A new survey has found that the majority of Jewish-Israelis oppose the creation of any Palestinian state in the future. The results have been released as America’s “deal of the century” is nearing the date when details will be revealed.
The “Peace Index” survey – published yesterday by Tel Aviv University’s Evens Programme in Mediation and Conflict Management and the Migdam Consulting and Research Institute – found that 53 per cent of Jewish-Israelis reject a solution to the conflict based on establishing an independent Palestinian state alongside Israel. Only 40 per cent of Jewish-Israelis support this option, while among Palestinian citizens of Israel support stands at 68 per cent.
On whether any resolution will be found in the near future, only 22 per cent of Jewish-Israelis who responded believe that a Palestinian state will be created. This is roughly identical to the number who believe that Israeli annexation of the occupied Palestinian territories (oPt) will take place, which is 20 per cent. Some 43 per cent of Jewish-Israelis apparently believe that nothing will change in the near future.

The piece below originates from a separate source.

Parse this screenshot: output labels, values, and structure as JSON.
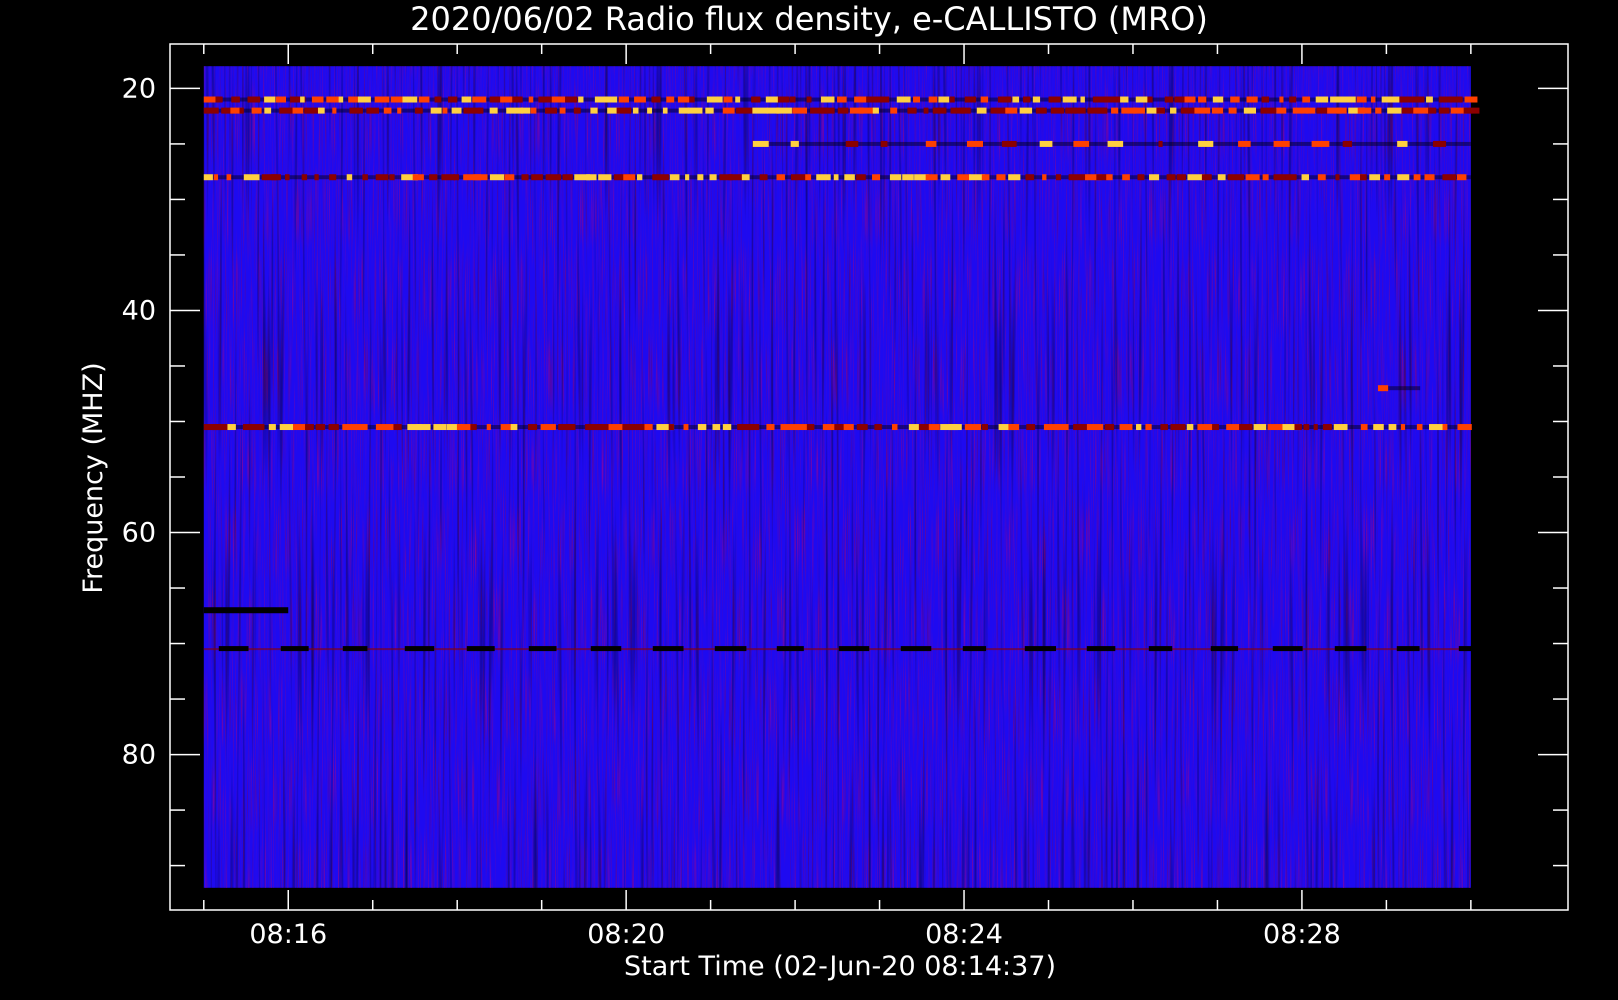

The topic of annexation has gained traction this month in the wake of Israeli Prime Minister Benjamin Netanyahu’s promise to annex parts of the occupied West Bank. In what was seen as opportunism to attract support of the right-wing ahead of the General Election on 9 April, Netanyahu said: “I am going to extend [Israeli] sovereignty [to the West Bank] and I don’t distinguish between settlement blocs and the isolated settlements.” Most of these settlements are located in Area C, which amounts to some 60 per cent of the territory and is home to almost300,000 Palestinians.

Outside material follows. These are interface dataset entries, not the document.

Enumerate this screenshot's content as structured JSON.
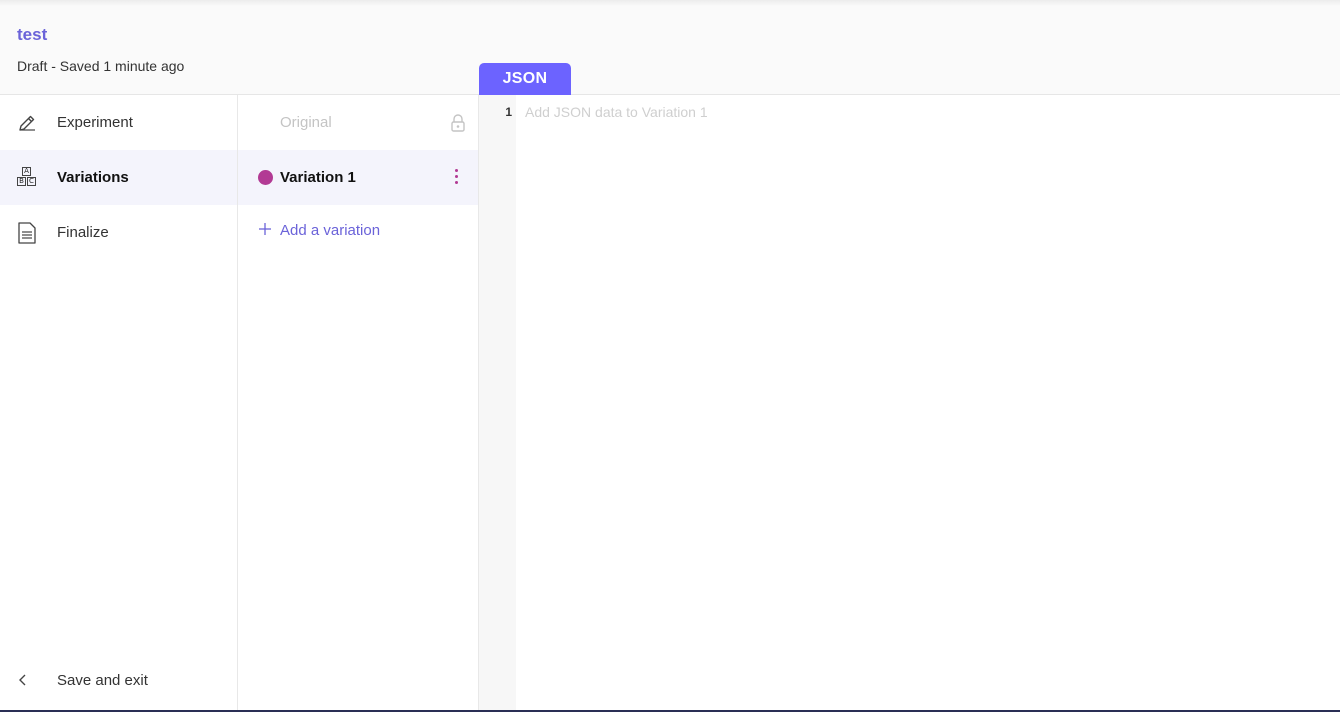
{
  "header": {
    "title": "test",
    "status": "Draft - Saved 1 minute ago"
  },
  "editor_tabs": {
    "active": "JSON"
  },
  "sidebar": {
    "items": [
      {
        "label": "Experiment",
        "icon": "pencil-icon",
        "active": false
      },
      {
        "label": "Variations",
        "icon": "abc-blocks-icon",
        "active": true
      },
      {
        "label": "Finalize",
        "icon": "document-icon",
        "active": false
      }
    ],
    "save_exit": {
      "label": "Save and exit",
      "icon": "chevron-left-icon"
    }
  },
  "variations": {
    "original": {
      "label": "Original",
      "icon": "lock-icon"
    },
    "list": [
      {
        "label": "Variation 1",
        "color": "#b23a94",
        "selected": true
      }
    ],
    "add_label": "Add a variation",
    "add_icon": "plus-icon"
  },
  "editor": {
    "line_numbers": [
      "1"
    ],
    "placeholder": "Add JSON data to Variation 1",
    "value": ""
  },
  "colors": {
    "accent": "#6c63ff",
    "title": "#6b63d9",
    "variation_dot": "#b23a94",
    "selected_bg": "#f4f4fc"
  }
}
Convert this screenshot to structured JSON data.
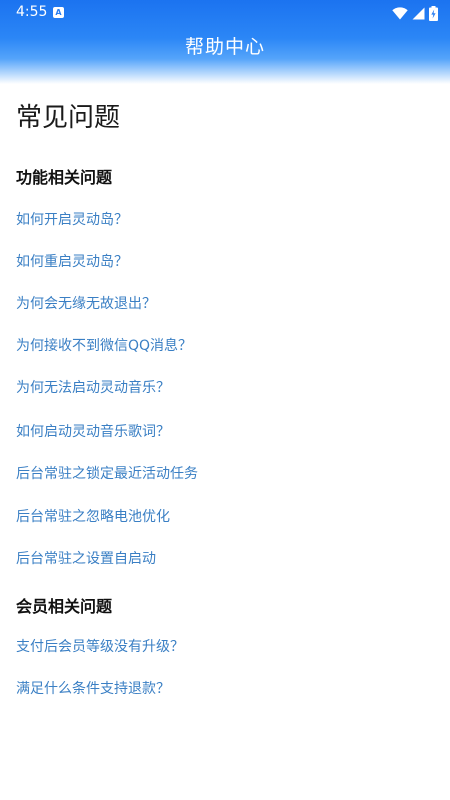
{
  "status_bar": {
    "time": "4:55",
    "notification_icon": "a-box-icon",
    "wifi_icon": "wifi-icon",
    "signal_icon": "cellular-signal-icon",
    "battery_icon": "battery-charging-icon"
  },
  "header": {
    "title": "帮助中心",
    "gradient_top": "#1b73f0",
    "gradient_bottom": "#ffffff"
  },
  "page": {
    "heading": "常见问题",
    "sections": [
      {
        "title": "功能相关问题",
        "items": [
          "如何开启灵动岛？",
          "如何重启灵动岛？",
          "为何会无缘无故退出？",
          "为何接收不到微信QQ消息？",
          "为何无法启动灵动音乐？",
          "如何启动灵动音乐歌词？",
          "后台常驻之锁定最近活动任务",
          "后台常驻之忽略电池优化",
          "后台常驻之设置自启动"
        ]
      },
      {
        "title": "会员相关问题",
        "items": [
          "支付后会员等级没有升级？",
          "满足什么条件支持退款？"
        ]
      }
    ]
  },
  "colors": {
    "link": "#3a7fc4",
    "heading": "#1a1a1a",
    "section_title": "#111111"
  }
}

Since Netanyahu’s promise of annexation, several other high profile figures have effectively quashed any hope of a future Palestinian state. Just a week after Netanyahu’s announcement, US Secretary of State Mike Pompeo claimed that Israel’s annexation of the West Bank would not harm the so-called “deal of the century”, the long-awaited US peace plan spearheaded by Jared Kushner and Jason Greenblatt, senior advisors to US President Donald Trump.
A report this month by the Washington Post revealed that the “deal of the century” – long believed to be biased in favour of Israel – makes no provisions for a Palestinian state in the oPt. The deal will instead reportedly offer the Palestinian leadership economic incentives to develop the territories and provide a certain amount of “autonomy” as opposed to “sovereignty”.
Repeatedly delayed, the deal is now slated for release after Ramadan, the Muslim month of fasting which this year will take place in May and early June. During a forum for Time Magazine in New York last week, chief architect Kushner explained that “we were getting ready at the end of last year” but the process was interrupted by the Israeli election. “Prime Minister Netanyahu had a great victory,” he added, “and he’s in the middle of forming his coalition, and once that’s done we’ll probably be in the middle of Ramadan, so we’ll wait until after Ramadan and then we’ll put our plan out.”